In 1997’s “Lisa the Skeptic,” she discovers a full skeleton on an archaeological dig. There’s something odd about its shape, however—it appears to have wings. Springfield’s citizens instantly deduce Lisa has discovered an angel and the town whips itself into an evangelical fury, especially when the angel appears upright on a hill with the words The End Will Come At Sundown carved into its base.
While the rest of the town prays and prepares for the end, Lisa, who can’t bring herself to believe in the angel, doggedly pursues an alternative theory, submitting a bone chip for tests, which prove inconclusive. (“I never did the tests,” guest voice Stephen Jay Gould admits.) She gathers with the rest of the town for Armageddon, warning them about how stupid they’ll feel when nothing happens, and witnesses the angel taking flight upon hearing the voice of God. But again, Lisa is right—the “angel” was planted by developers to promote a new shopping mall.
In 2001’s “She of Little Faith,” Homer accidentally sets fire to the church with an errant rocket. To pay for the repairs, the church turns control over to Mr. Burns, who sells ad space on the walls and Reverend Lovejoy’s robe, replaces the pews with movie-theatre-style seats, adds a jumbotron and a change-making kiosk for the collection plate. Everybody loves the new changes except Lisa, who blasts Reverend Lovejoy for dressing the church up “like the Whore of Babylon” and then announces that she’s leaving the church forever.
Lisa spends the episode searching for a new religion, finally settling on Buddhism, the principles of which are explained to her by Richard Gere, who tells her Buddhists respect all religions so she can celebrate Christmas with her family.

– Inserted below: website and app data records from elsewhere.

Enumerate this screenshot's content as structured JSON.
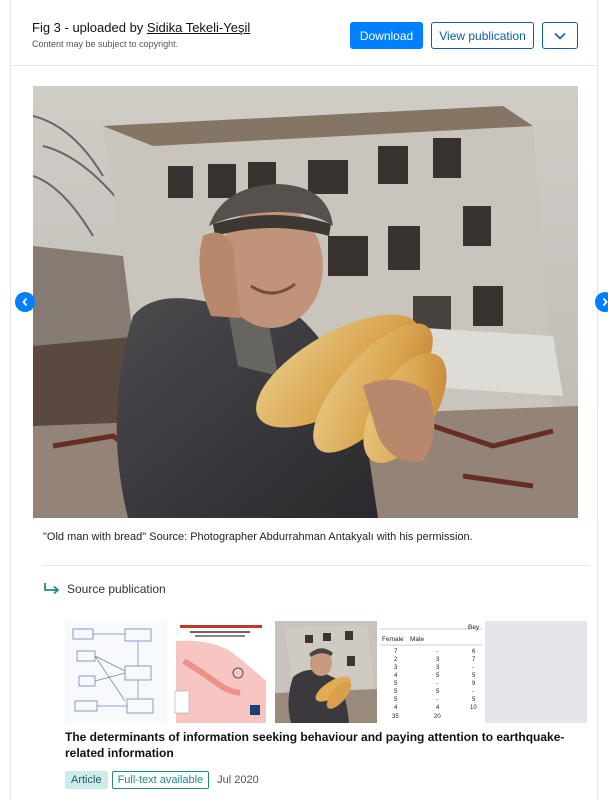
{
  "header": {
    "fig_prefix": "Fig 3 - uploaded by ",
    "uploader": "Sidika Tekeli-Yeşil",
    "copyright_note": "Content may be subject to copyright.",
    "download_label": "Download",
    "view_publication_label": "View publication",
    "more_icon": "chevron-down-icon"
  },
  "figure": {
    "caption": "\"Old man with bread\" Source: Photographer Abdurrahman Antakyalı with his permission.",
    "prev_icon": "chevron-left-icon",
    "next_icon": "chevron-right-icon"
  },
  "source": {
    "icon": "arrow-turn-right-icon",
    "label": "Source publication"
  },
  "publication": {
    "title": "The determinants of information seeking behaviour and paying attention to earthquake-related information",
    "type_badge": "Article",
    "fulltext_badge": "Full-text available",
    "date": "Jul 2020"
  },
  "thumb_table": {
    "headers": [
      "Female",
      "Male",
      "Bey"
    ],
    "rows": [
      [
        "7",
        "-",
        "6"
      ],
      [
        "2",
        "3",
        "7"
      ],
      [
        "3",
        "3",
        "-"
      ],
      [
        "4",
        "5",
        "5"
      ],
      [
        "5",
        "-",
        "9"
      ],
      [
        "5",
        "5",
        "-"
      ],
      [
        "5",
        "-",
        "5"
      ],
      [
        "4",
        "4",
        "10"
      ],
      [
        "35",
        "20",
        ""
      ]
    ]
  },
  "colors": {
    "primary": "#0080ff",
    "outline": "#0b5fa8",
    "badge_bg": "#cfeaea",
    "badge_teal": "#1f8a8f"
  }
}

“So you’re just going to pay lip service to our church?” Marge gasps.
“Yep,” Lisa replies.“That’s all I ever wanted,” says Homer.